As dawn broke, a slight drizzle came down and I vividly remember the branch above my head dripping water directly on my nose. I didn't bother wiping it away for fear my eyes would not be the only eyes scanning for movement. I settled comfortably into my stand. Somewhere deep in the pines I could hear the sharp bark of a fox as he searched for his breakfast. It was at that moment that I heard a branch break on the wooded floor. I searched every inch of the woods around me. I heard another faint snap. I looked high and low, but the pines gave me no help in finding the source. I decided to blow a short note on the grunt call located around my neck. Within a split second, there was a crash. The specter had revealed himself. I could clearly see the buck coming towards me as he trotted down the winding creek. My heart began to race, and my senses became almost superhumanly acute.

I watched as my "decent" buck turned into a wall of tines. His eyes were glaring as he made his way to confront his unseen adversary. His ears were constantly swiveling, hoping to pinpoint this mystery buck's location. He stood there in an opening, his head held high; shoulders locked firm. When he saw there was no real contender, almost in a disappointed fashion, he lowered his head and continued to walk along the creek. Slowly I raised the rifle and trained the crosshairs behind his front shoulder. I eased the hammer back. My palms were sweaty and my heart thudded against my chest. Time seemed to stand still. All of my focus was on him. I slowed my breathing, tightened my grip, and squeezed the trigger.

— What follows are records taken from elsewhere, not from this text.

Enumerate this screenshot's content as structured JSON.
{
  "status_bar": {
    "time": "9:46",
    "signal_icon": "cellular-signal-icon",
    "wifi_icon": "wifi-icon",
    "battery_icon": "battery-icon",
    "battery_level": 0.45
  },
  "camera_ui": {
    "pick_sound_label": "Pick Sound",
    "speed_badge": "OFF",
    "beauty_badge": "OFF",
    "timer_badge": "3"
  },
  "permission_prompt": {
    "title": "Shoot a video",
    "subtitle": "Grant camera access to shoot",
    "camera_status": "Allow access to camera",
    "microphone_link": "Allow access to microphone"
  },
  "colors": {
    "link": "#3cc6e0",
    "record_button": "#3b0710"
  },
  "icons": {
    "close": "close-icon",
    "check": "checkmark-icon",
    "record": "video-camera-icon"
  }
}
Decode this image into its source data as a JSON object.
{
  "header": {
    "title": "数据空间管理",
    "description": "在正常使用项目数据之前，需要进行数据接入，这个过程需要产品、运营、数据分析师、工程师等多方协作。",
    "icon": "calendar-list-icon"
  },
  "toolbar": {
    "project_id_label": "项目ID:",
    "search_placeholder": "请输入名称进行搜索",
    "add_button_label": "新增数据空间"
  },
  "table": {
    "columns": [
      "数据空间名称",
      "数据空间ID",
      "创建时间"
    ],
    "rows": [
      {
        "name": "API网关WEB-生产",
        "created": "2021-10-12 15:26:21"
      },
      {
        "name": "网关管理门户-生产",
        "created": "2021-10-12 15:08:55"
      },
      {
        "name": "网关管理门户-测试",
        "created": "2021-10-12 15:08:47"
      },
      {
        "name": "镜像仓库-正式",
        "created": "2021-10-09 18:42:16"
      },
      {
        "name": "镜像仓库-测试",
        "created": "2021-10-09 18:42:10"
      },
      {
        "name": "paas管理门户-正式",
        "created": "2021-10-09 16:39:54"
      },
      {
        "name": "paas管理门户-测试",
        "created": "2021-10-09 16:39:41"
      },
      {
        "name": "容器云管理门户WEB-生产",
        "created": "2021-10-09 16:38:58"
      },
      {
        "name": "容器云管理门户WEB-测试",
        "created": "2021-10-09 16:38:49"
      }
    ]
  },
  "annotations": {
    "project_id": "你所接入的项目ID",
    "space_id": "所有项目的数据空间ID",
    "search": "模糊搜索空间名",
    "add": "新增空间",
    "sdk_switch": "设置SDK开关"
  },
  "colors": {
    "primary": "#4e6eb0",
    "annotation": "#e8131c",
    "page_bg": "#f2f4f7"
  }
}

The woods instantly became silent. No birds were singing, no squirrels dancing; just the echo from my shot and the rain pitter pattering on my clothes. The monarch of the woods had fallen where he stood. As the world around me returned to normal, I quickly climbed down from my perch and became as giddy as a boy on his first day of school. I had finally taken that trophy buck that so many hunters wait years for the opportunity to shoot. There he lay at my feet in all his glory. All I could do was smile as I looked over his rack. I ran my fingers through his coarse fur. He was about as mature as they come with his thick, heavy tines and a few broken point tips.

That buck now hangs above my bed. To this day I catch myself staring at it; replaying the scene in my head. I can still hear the breeze whispering in the pines and the rain softly falling and that old king as he strolled along his domain.

The Virginia Outdoor Writers Association (VOWA) annually sponsors a High School and Collegiate Writing Competition, with the theme of "a memorable outdoor experience." The contests deadlines for entries this year were closed February 25, 2011. Details of the Annual Awards presentations April 14 at Bear Creek Lake State Park are posted on the VOWA website. We encourage you to write your most memorable hunting, fishing or other outdoor adventure story and enter the 2011-12 contest. For information on the VOWA Collegiate or High School Youth Writing Competitions visit the VOWA website:

In upcoming editions of the Outdoor Report, look for: